    small farmers to a large extent -- natural Liberal voters.  Both the
    Negro farmer in SV and the white farmer in NV tell you that they like
    Monaghan but wish he'd protect their markets.  But the Negro, and not 
    the white man, goes and votes for the PC candidate.  Take New York and
    Brooklyn City, pretty much the same in income, employment, what have you.
    New York has a more Negro population, a Negro mayor, and votes PC.
    Brooklyn has fewer Negros, a solid core of more radical voters, 
    a woman mayor, and votes PJP.  If you know how, with one of these
    calculating machines you can take bigger surveys, break the results into
    more categories, and potentially spot smaller trends.  You'll be seeing
    a lot more of them around, and not just in politics.

A:  Where, then?

M:  Well, the problem that GC has as a business is that there's only so 
    much arithmetic being done that they can replace.  They've moved into
    those markets pretty well -- computing odds for racetracks, scientific
    and military engineering work, and accounting of all kinds.  The next
    step is to make the case to people that they need to be doing calculating
    that they're not doing now.  GC has a subisidary now called Integrated
    Business Management.  They come to a large firm and show them how they
    can put all their accounts on one machine -- personnel, marketing, sales,
    suppliers, and make connections between them.  You can't just buy a GC-3
    and start using it for something like that, unfortunately, because there
    aren't yet enough people with the right experience.  But IBM is training
    more all the time, and there are now programs at Champlain University to
    prepare students for this kind of work.  It's having a big impact on our
    economy in Northeast New York.  You should get someone from GC on your
    program --

A:  We may very well do that, but for tonight we're out of time.  Paul Markey,
    of Markey Research, thanks for joining us.  Tomorrow night, New Granada.
    Michael Murphy from the Liberal Party will join us to discuss the latest
    developments there, and no doubt will tell us why they're the government's
    fault.  Good night.

[1] In general FAN contributors should be very hesitant to change
    facts stated directly in Sobel, but after discussion we find
    the state population figures insupportable and probably not well 
    considered.  The "OTL" column in the table below is the approximate
    1930 population of the OTL area corresponding to each CNA state.
    Accepting Sobel's figure of 153.6 for the CNA, we have felt the 
    need to redistribute this somewhat, while maintaining the general
    spirit of Sobel's CNA.  For example, we have given Manitoba four
    times its OTL population rather than eight.  We also have given 
    the SC a _much_ greater population.  The earlier deurbanization
    in the CNA should _accelerate_ the movement of population to the 
    Sunbelt that is the major factor in OTL's figures.  Sobel seems 
    to have not considered the tendency of a free people to move to
    warmer climes...
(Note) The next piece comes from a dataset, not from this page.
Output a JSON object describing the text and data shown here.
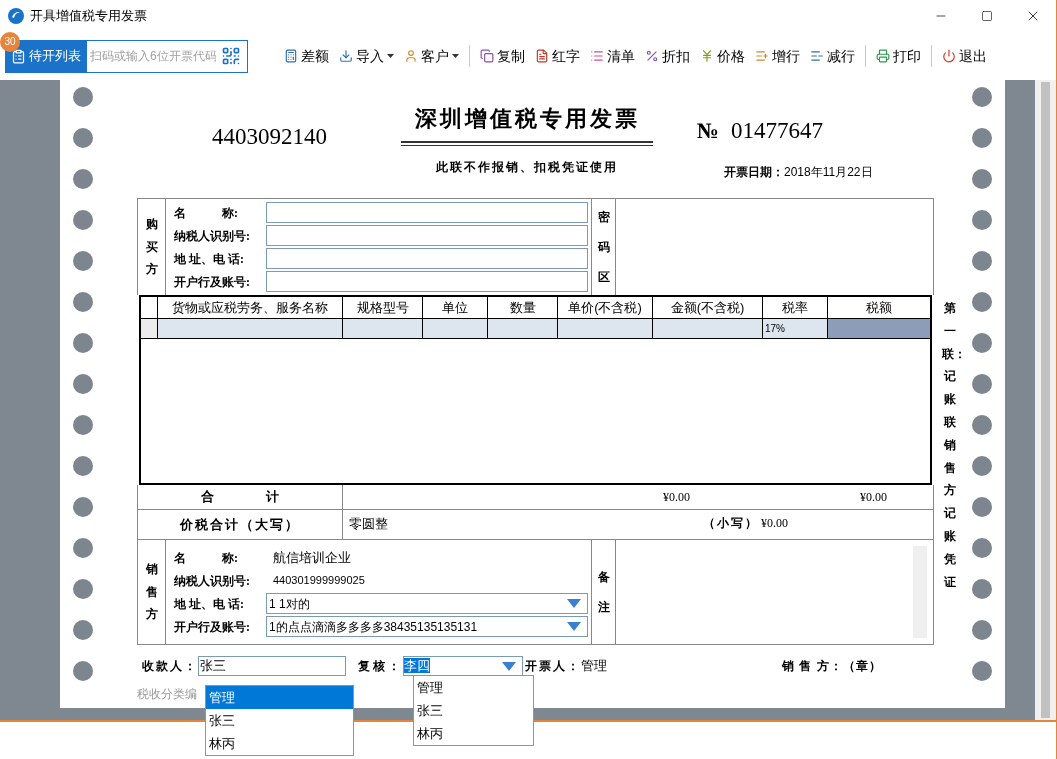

[2] This column is not from the _Herald Almanac_ and is only included for
    the convenience of OTL readers.

[3] Each state gets five automatic seats in the Council -- the other
    120 are divided according to population.  As described in #25, each
    state is divided into "ridings" of roughly equal population.  Oddly,
    the strict insistance on "one man, one vote" in the OTL USA does not
    even extend to OTL Canada (it was a response to race-based unfair
    voting practices in the South).  In OTL Quebec, ridings for the 
    National Assembly (provincial parliament) differ in population by as
    much as a factor of two.  It seems to be an accepted principle that
    MNA's from far-flung rural ridings should have fewer constituents...
    This table gives the same overall 80-53-17 result as Sobel's, and 
    has about the same relative performance in each state. 

[4] The PJP firmly believes that Liddy's CBI has been placing wireless
    overhearing devices in its offices, as part of a general program of
    surveillance of opponents of the government.  As of 15 Jan 1973, a 
    month before the election, no impartial source has confirmed any of
    these charges...

Dave MB